Per-and poly-fluorinated alkyl substances (PFAS) are a class of artificial chemicals that have been used historically in firefighting foams and other industrial and consumer products. Common PFAS types are perfluorooctane sulphonate (PFOS) and perfluorooctanoic acid (PFOA).
PFAS chemicals resist degradation in the environment and have properties that allow them to move easily through their surroundings, are environmentally persistent and can accumulate in food chains.
PFAS have hundreds of manufacturing and industrial applications. They have been widely used since the 1950s to make products more stain-resistant, non-stick or waterproof.
- food packaging
- furniture and carpets
- shoes, clothes and mattresses
- floor polishes
- textiles and leather products
PFAS have been used in fire-fighting foam at airports, fire training bases and other places where petroleum-product-based fires are a risk.
They have also had widespread use in many other industries including metal-plating, aviation, automotive, construction, electronics and photography.
There are national efforts to restrict and reduce non-essential uses of PFAS.
The Australian Government’s National Industrial Chemicals Notification and Assessment Scheme (NICNAS) continues to review the use of PFAS in Australia and regularly provides updates to its alerts regarding these chemicals.
For information regarding the effects of PFAS on human health, please refer to the Commonwealth Department of Health website.
PFAS have been found in groundwater, surface water and soils in many urban and rural areas due to their wide-spread use in everyday household items and their persistence in the environment. PFAS have been used extensively across Australia. In north-east Victoria, Defence bases, fire training facilities and manufacturing industries regularly used PFAS in the past.
The Department of Defence has recently released results of a national review into PFAS on, and in the vicinity of, some of its bases around Australia including locally at Bandiana.
Find the report here
The Department of Defence has set up a PFAS hotline on 1800 365 414, where people can receive the latest information about environmental investigations.

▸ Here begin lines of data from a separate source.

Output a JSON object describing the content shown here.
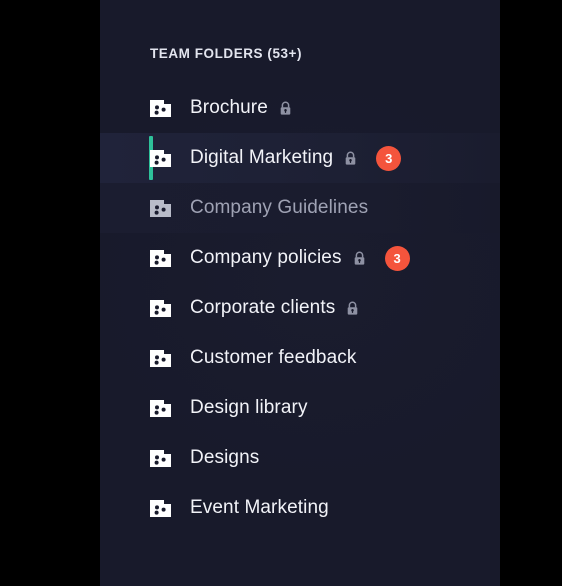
{
  "panel": {
    "background_color": "#181a2b",
    "accent_color": "#2ec19a",
    "badge_color": "#f4543c",
    "section_header": "TEAM FOLDERS (53+)"
  },
  "folders": [
    {
      "label": "Brochure",
      "locked": true,
      "badge": null,
      "state": "normal"
    },
    {
      "label": "Digital Marketing",
      "locked": true,
      "badge": "3",
      "state": "active"
    },
    {
      "label": "Company Guidelines",
      "locked": false,
      "badge": null,
      "state": "dimmed"
    },
    {
      "label": "Company policies",
      "locked": true,
      "badge": "3",
      "state": "normal"
    },
    {
      "label": "Corporate clients",
      "locked": true,
      "badge": null,
      "state": "normal"
    },
    {
      "label": "Customer feedback",
      "locked": false,
      "badge": null,
      "state": "normal"
    },
    {
      "label": "Design library",
      "locked": false,
      "badge": null,
      "state": "normal"
    },
    {
      "label": "Designs",
      "locked": false,
      "badge": null,
      "state": "normal"
    },
    {
      "label": "Event Marketing",
      "locked": false,
      "badge": null,
      "state": "normal"
    }
  ],
  "icons": {
    "folder": "folder-icon",
    "lock": "lock-icon"
  }
}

The Corporation conducts routine risk-based sampling and testing for PFAS in areas where there has been historic or probable use of the compounds. These areas include Wodonga, Wangaratta, Yarrawonga and Wahgunyah.
Testing is conducted on drinking water and waste water supplies. All samples are collected and tested by an independent NATA-accredited laboratory.
In Victoria, the Department of Health and Human Services administers the safe drinking water regulatory framework and adopts the Australian Drinking Water Guidelines. Under the Australian Drinking Water Guidelines for the sum of perfluorooctane sulfonate (PFOS) and perfluorohexane sulphonate (PFHxS), the health guideline value is 0.07µg/L and for perfluorooctanoic acid (PFOA) the health guideline value is 0.56 µg/L. These guideline values are designed to be protective over a lifetime.
North East Water’s sampling program has shown no levels of concern. Sampling results for PFAS have been well below the Australian Drinking Water Guidelines (ADWG).
View sampling results
The drinking water supplied by North East Water meets the requirements of the Safe Drinking Water Act 2003 and is safe to drink.
North East Water has an extensive ‘catchment to tap’ water quality monitoring program in place. As part of this program source water and treated water are routinely sampled at select locations and analysed for PFAS compounds. To date, there have been no levels of concern, or any PFAS present are below the level of detection.
Routine testing shows PFAS is not a risk to local drinking water supplies; however if levels were detected over the Australian Drinking Water Guidelines, treatment options are available to remove the compounds.